*Listed records:*
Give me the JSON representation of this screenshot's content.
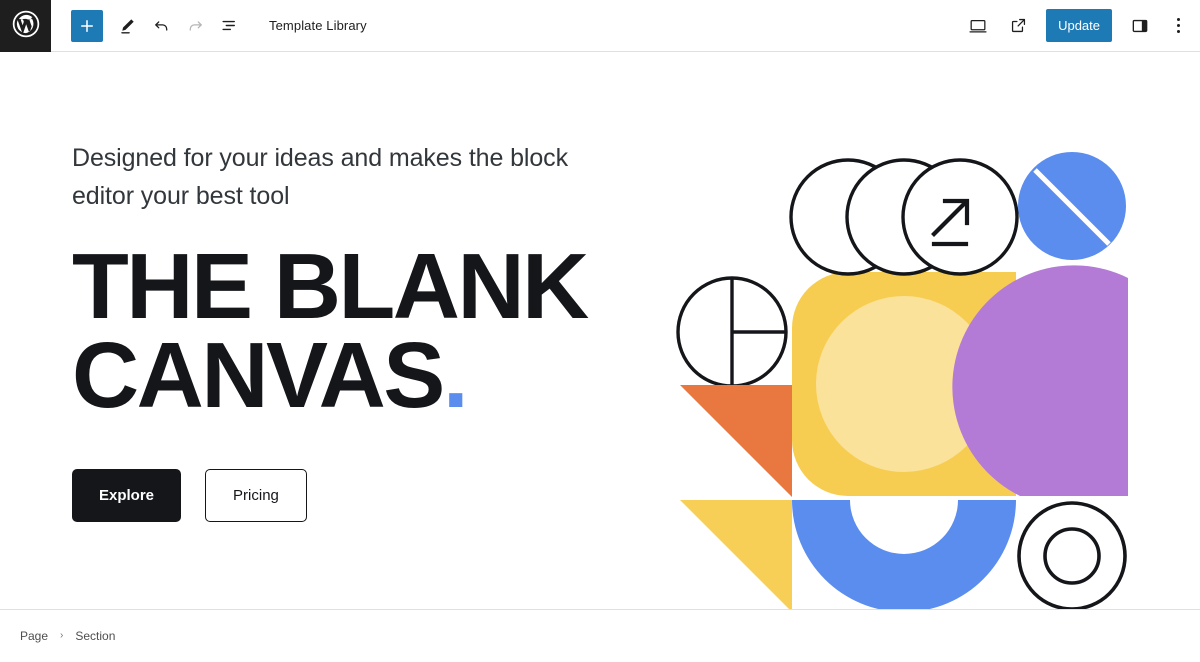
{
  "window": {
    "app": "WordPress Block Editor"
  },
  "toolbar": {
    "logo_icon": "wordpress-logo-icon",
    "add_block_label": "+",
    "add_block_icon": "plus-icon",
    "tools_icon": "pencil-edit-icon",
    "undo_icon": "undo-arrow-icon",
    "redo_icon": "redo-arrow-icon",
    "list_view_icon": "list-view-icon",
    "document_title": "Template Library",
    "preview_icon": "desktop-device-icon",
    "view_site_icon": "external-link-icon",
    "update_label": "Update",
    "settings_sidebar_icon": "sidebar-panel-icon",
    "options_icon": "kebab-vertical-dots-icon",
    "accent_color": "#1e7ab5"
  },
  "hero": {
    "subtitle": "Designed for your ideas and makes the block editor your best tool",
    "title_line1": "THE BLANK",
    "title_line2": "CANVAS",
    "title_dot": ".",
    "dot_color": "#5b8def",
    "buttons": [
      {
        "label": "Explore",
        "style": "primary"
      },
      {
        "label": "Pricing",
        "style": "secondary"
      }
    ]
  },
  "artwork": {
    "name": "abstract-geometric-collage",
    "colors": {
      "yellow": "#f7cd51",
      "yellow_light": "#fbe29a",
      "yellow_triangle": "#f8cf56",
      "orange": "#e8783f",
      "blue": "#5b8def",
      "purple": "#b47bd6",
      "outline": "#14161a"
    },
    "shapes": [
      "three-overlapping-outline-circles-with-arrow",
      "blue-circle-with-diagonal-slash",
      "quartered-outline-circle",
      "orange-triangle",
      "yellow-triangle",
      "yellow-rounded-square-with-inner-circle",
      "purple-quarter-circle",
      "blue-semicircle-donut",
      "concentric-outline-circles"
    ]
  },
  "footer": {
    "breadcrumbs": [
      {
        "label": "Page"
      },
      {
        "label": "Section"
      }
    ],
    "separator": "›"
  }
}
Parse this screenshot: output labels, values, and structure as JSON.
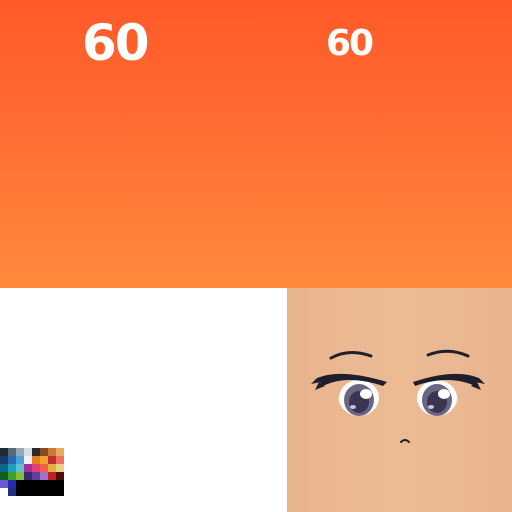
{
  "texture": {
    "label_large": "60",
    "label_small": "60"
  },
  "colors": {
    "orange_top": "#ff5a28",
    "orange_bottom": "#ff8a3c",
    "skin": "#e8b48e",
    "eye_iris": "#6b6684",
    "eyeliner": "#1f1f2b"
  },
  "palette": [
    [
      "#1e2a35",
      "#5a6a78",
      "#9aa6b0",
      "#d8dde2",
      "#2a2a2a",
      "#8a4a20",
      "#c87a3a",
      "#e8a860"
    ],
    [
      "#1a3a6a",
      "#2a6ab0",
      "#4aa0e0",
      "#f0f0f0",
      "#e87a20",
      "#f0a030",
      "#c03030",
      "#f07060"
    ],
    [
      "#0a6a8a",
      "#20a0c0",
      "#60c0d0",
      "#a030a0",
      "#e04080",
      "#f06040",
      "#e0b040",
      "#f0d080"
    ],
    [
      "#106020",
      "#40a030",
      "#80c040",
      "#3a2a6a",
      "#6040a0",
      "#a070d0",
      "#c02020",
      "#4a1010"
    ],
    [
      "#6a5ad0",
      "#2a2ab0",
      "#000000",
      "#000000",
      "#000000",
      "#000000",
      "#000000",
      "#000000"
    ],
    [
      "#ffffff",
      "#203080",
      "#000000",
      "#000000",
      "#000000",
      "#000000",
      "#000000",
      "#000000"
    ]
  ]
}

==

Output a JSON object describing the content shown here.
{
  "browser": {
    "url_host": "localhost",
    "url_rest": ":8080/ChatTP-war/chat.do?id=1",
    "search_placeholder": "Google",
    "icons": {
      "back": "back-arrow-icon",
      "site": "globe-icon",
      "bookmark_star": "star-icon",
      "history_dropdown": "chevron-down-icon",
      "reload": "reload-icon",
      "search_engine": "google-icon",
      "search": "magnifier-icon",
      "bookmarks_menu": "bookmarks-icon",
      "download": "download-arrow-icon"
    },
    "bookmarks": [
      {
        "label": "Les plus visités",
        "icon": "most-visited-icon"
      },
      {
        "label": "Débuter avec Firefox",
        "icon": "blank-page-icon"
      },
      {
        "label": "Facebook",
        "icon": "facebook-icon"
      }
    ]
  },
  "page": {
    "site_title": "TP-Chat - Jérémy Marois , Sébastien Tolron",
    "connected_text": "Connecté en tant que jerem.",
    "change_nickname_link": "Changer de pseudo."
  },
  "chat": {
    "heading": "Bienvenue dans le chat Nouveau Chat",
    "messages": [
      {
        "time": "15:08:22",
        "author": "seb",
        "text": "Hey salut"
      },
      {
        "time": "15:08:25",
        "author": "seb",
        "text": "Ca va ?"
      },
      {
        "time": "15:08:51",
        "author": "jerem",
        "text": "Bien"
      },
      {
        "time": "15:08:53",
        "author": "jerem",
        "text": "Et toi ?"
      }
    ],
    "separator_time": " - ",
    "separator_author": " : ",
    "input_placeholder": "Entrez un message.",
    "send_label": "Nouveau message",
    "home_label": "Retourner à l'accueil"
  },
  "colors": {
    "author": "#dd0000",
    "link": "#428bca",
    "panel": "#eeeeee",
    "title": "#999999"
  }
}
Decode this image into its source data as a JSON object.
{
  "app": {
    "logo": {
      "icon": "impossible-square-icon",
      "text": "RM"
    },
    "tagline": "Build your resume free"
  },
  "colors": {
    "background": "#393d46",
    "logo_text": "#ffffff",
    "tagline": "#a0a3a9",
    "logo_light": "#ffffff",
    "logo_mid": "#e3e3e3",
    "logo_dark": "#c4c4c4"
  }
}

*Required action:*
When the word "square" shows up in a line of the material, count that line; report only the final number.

*Answer section:*
2